What the post was suggesting — though putting it this way is vastly, and fairly ridiculously, aggrandizing its wee pair of words — was the systemization of HuffPo’s inclusion of inanity in its newsmix. The outlet has developed a loose grammar of sensationalism for its post titles: “Something Sensational! (VIDEO),” “Something Sensational! (NSFW),” etc. (See, for example, this and this.) And it has implemented it with more systemic discipline than other major outlets…to the point where, yes, “Walrus Oral Sex: Pleasures Self In Sex Act At Aquarium (VIDEO) (NSFW)” implicitly bears the HuffPo brand.
Though the walrus video is, sure, a particularly inane example, that systemization isn’t necessarily a Bad Thing — hey, since the title alerts readers to precisely what they’re getting with their click, it’s probably a Good Thing. But either way it’s a Thing. That’s what I was saying.
Meanwhile, another reader weighed in to make the important connection:
Gene Weingarten (Washington Post) and Dave Barry have a running debate about who has the bigger oosik. You’ll see what I mean:
But How’s The Benefits Package?
Meanwhile, Garber’s Kicker post about a Craigslist ad for a freelance health writer who would be paid $4 for a 450-word story—that’s $0.0089 a word, with “no compensation if we are not happy with the finished product”—drew some understandably aggrieved comments. Here are a few:
How much is that an hour? And, didn’t there used to be something called “wage and hour laws?” Or “minimum wage law?” Or something like that?
—edward ericson jr.
I am guessing that, depending on what city this posting occurred in, they actually got tons of responses from writers and journalists who either desperately want a byline or, more likely, just want to be able to tell a potential employer that they actually have been doing some work while unemployed for the last 12 months from the LA Times. The New York Times. The Chicago Tribune. The Denver Post. The Washington Post. The…
I don’t take on writing assignments that pay less than I’d earn recycling soda cans.
Resolutions for 2010
Finally, this week’s “News Meeting” asked readers to make some New Year’s resolutions for the press. Here’s what you came up with:
I would dearly love to see an end to the practice of reporting on “the controversy” which lends credence to outrageous claims and distortions.

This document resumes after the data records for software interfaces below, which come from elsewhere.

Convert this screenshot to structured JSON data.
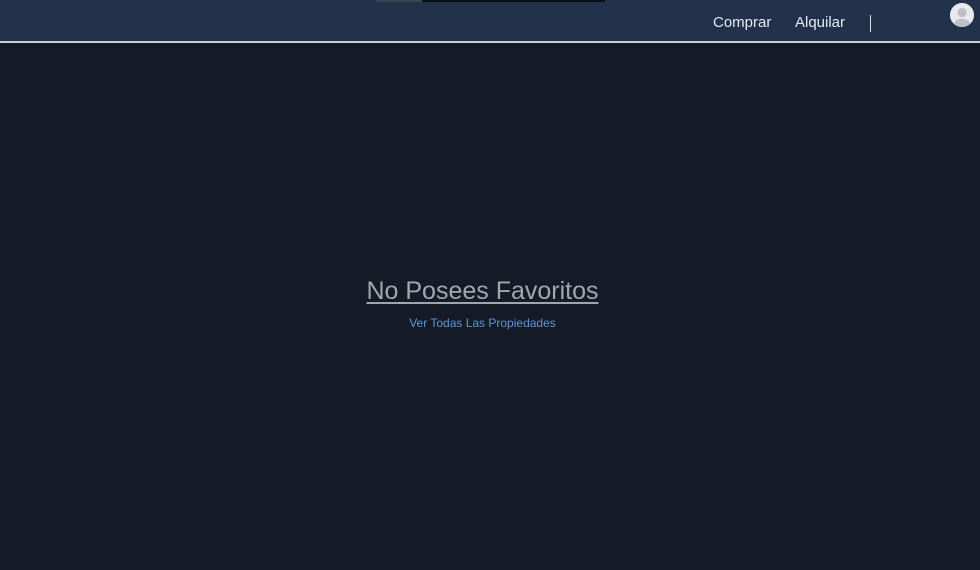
{
  "header": {
    "nav": {
      "buy_label": "Comprar",
      "rent_label": "Alquilar"
    },
    "avatar_icon": "user-avatar-icon"
  },
  "main": {
    "empty_title": "No Posees Favoritos",
    "see_all_link": "Ver Todas Las Propiedades"
  },
  "colors": {
    "header_bg": "#22324b",
    "page_bg": "#141b26",
    "link": "#5c95d8",
    "title": "#a2a7af"
  }
}
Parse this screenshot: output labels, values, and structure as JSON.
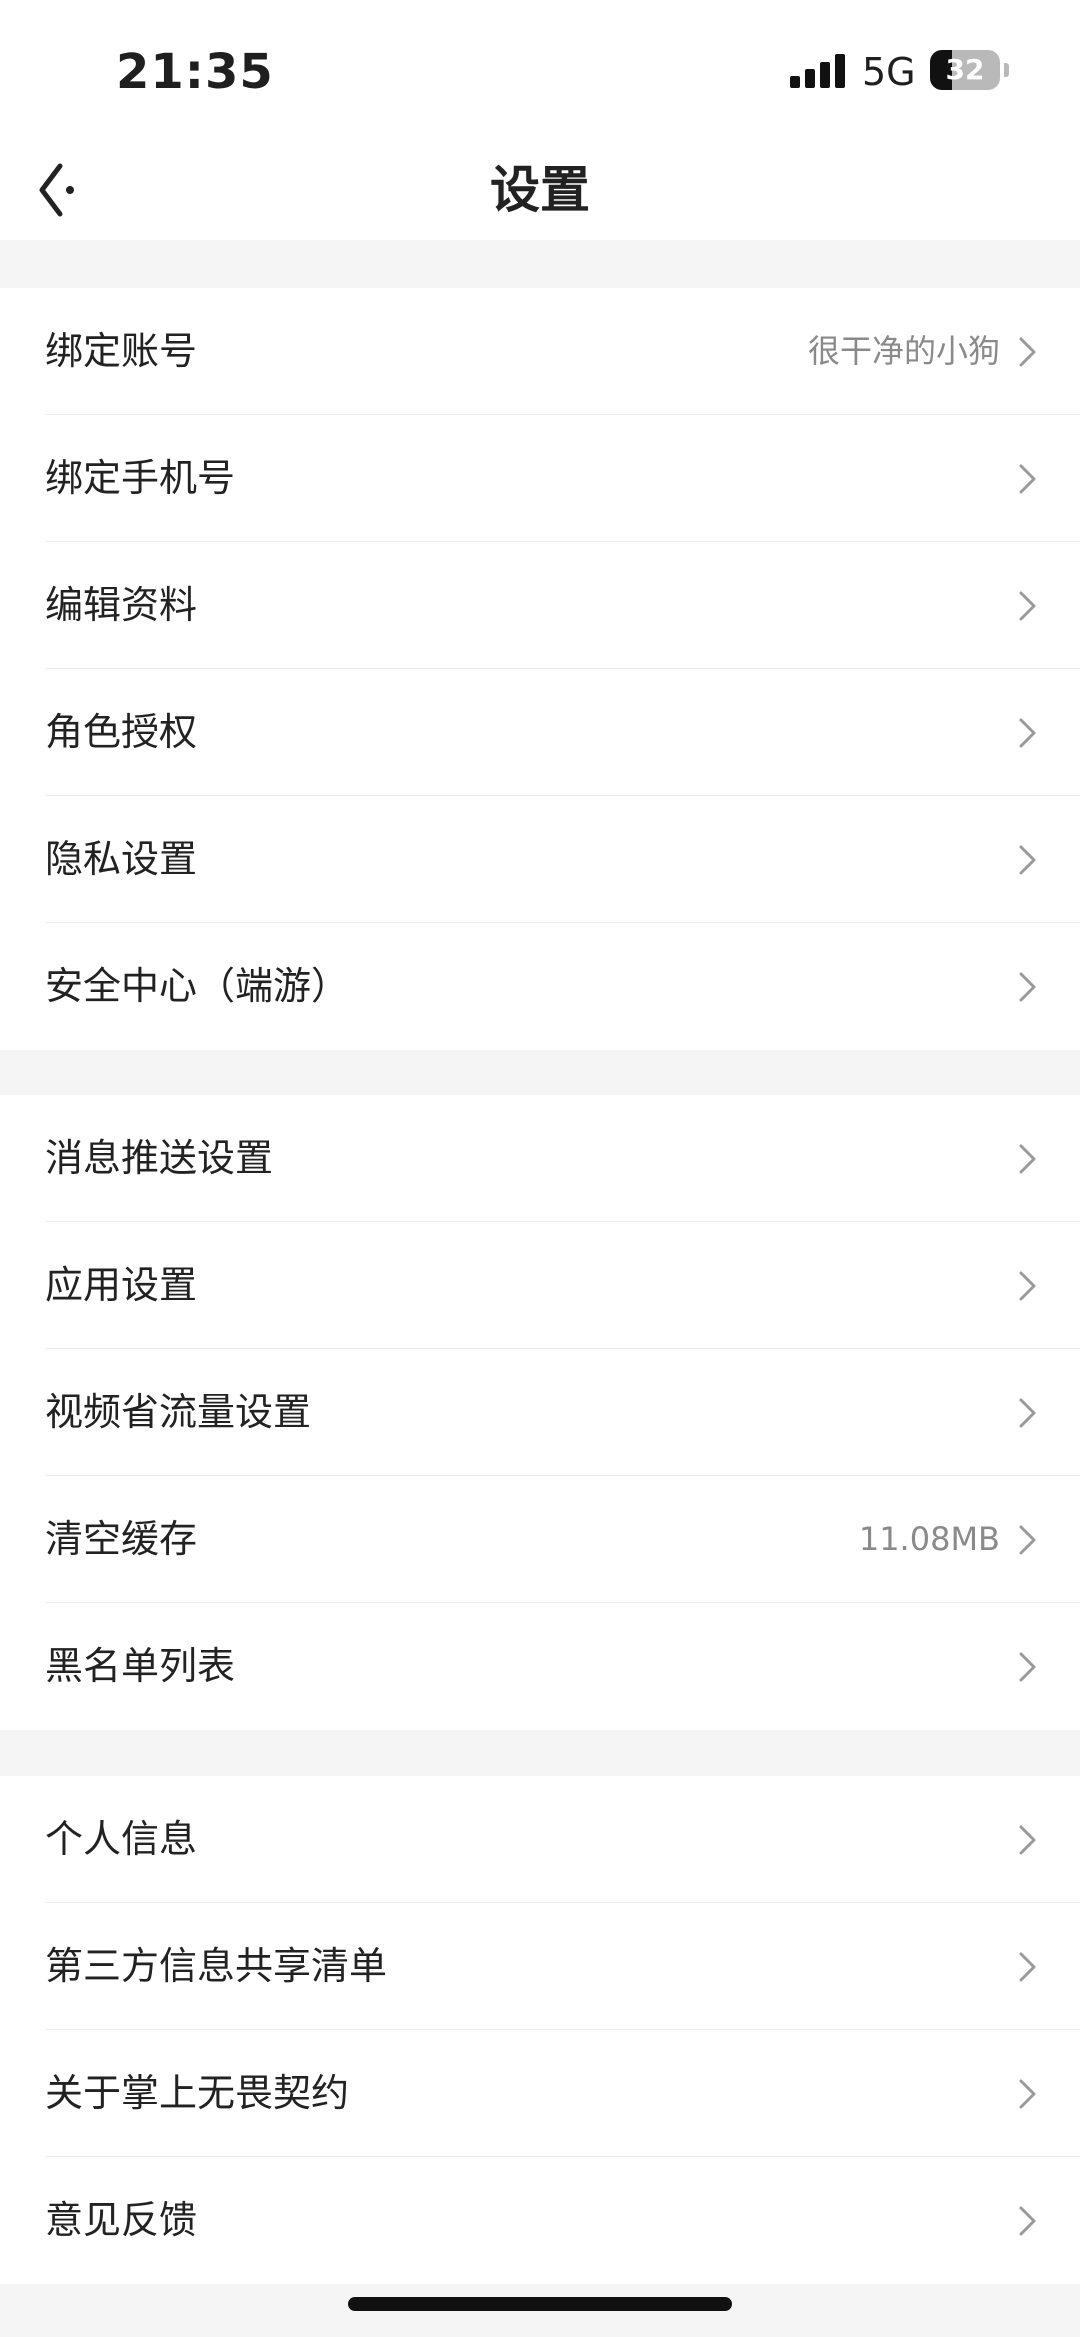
{
  "status_bar": {
    "time": "21:35",
    "network": "5G",
    "battery": "32",
    "battery_level_percent": 32
  },
  "header": {
    "title": "设置",
    "back_icon": "back-arrow-icon"
  },
  "groups": [
    {
      "items": [
        {
          "label": "绑定账号",
          "value": "很干净的小狗"
        },
        {
          "label": "绑定手机号",
          "value": ""
        },
        {
          "label": "编辑资料",
          "value": ""
        },
        {
          "label": "角色授权",
          "value": ""
        },
        {
          "label": "隐私设置",
          "value": ""
        },
        {
          "label": "安全中心（端游）",
          "value": ""
        }
      ]
    },
    {
      "items": [
        {
          "label": "消息推送设置",
          "value": ""
        },
        {
          "label": "应用设置",
          "value": ""
        },
        {
          "label": "视频省流量设置",
          "value": ""
        },
        {
          "label": "清空缓存",
          "value": "11.08MB"
        },
        {
          "label": "黑名单列表",
          "value": ""
        }
      ]
    },
    {
      "items": [
        {
          "label": "个人信息",
          "value": ""
        },
        {
          "label": "第三方信息共享清单",
          "value": ""
        },
        {
          "label": "关于掌上无畏契约",
          "value": ""
        },
        {
          "label": "意见反馈",
          "value": ""
        }
      ]
    }
  ],
  "colors": {
    "background": "#f5f5f5",
    "row_background": "#ffffff",
    "text": "#222222",
    "secondary_text": "#8a8a8a",
    "chevron": "#9a9a9a"
  },
  "icons": {
    "row_chevron": "chevron-right-icon"
  }
}
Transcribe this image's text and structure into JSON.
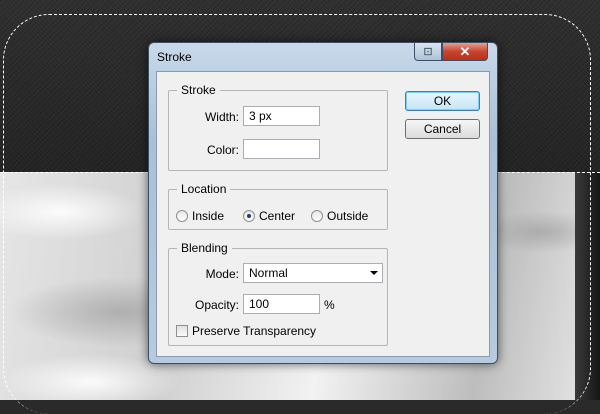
{
  "dialog": {
    "title": "Stroke",
    "help_glyph": "⊡",
    "close_glyph": "✕"
  },
  "stroke": {
    "legend": "Stroke",
    "width_label": "Width:",
    "width_value": "3 px",
    "color_label": "Color:",
    "color_value": "#ffffff"
  },
  "location": {
    "legend": "Location",
    "options": [
      {
        "label": "Inside",
        "selected": false
      },
      {
        "label": "Center",
        "selected": true
      },
      {
        "label": "Outside",
        "selected": false
      }
    ]
  },
  "blending": {
    "legend": "Blending",
    "mode_label": "Mode:",
    "mode_value": "Normal",
    "opacity_label": "Opacity:",
    "opacity_value": "100",
    "opacity_unit": "%",
    "preserve_label": "Preserve Transparency",
    "preserve_checked": false
  },
  "buttons": {
    "ok": "OK",
    "cancel": "Cancel"
  }
}
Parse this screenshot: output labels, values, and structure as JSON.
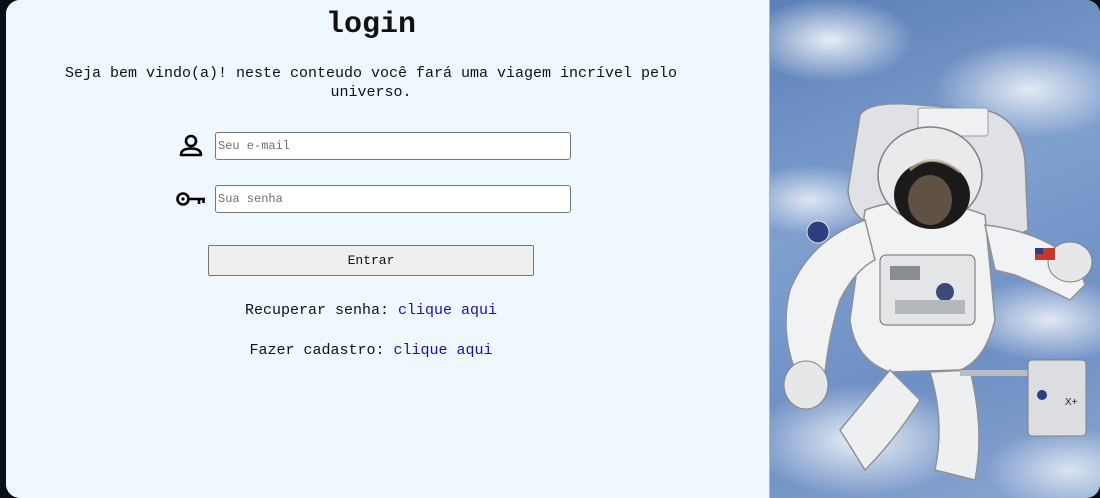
{
  "login": {
    "title": "login",
    "welcome": "Seja bem vindo(a)! neste conteudo você fará uma viagem incrível pelo universo.",
    "email_placeholder": "Seu e-mail",
    "password_placeholder": "Sua senha",
    "submit_label": "Entrar",
    "recover_label": "Recuperar senha:",
    "recover_link": "clique aqui",
    "signup_label": "Fazer cadastro:",
    "signup_link": "clique aqui"
  },
  "icons": {
    "email": "user-icon",
    "password": "key-icon"
  },
  "image": {
    "subject": "astronaut-photo"
  },
  "colors": {
    "panel_background": "#eff7ff",
    "link": "#1a12a8",
    "button": "#efefef"
  }
}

Please stop pretending that you can give away something online for free and charge people $2.00 for a stale, day-old paper copy of the same thing.
Please use proper citations which provide enough bibliographic information about the source cited that it would be possible to confidently identify it if it were in your hand. (No more references to an “a widely circulated industry report”). And while you are at it, how about a link?
When citing the results of scientific research, there are almost always two sources : a press release from the research institution and a published scientific paper. Please READ BOTH and cite them both (with links).
There are very, very few occasions for which anonymous sources are appropriate. Do not use them.
When writing an article that is a summary of a press release, link to the press release.
Please stop pretending that “traditional journalism” had ethical standards that new media lacks. The reason some new media companies make money and some of our traditional sources do not is not so much a business model problem as a content problem.
When building paywalls, be sure that every article has a citable landing page that can be accessed for free, contains key bibliographic information to make a definitive identification of the content, and informs readers about how to pay for it.
—TimothyWMurrayThe Editors are the staffers of Columbia Journalism Review.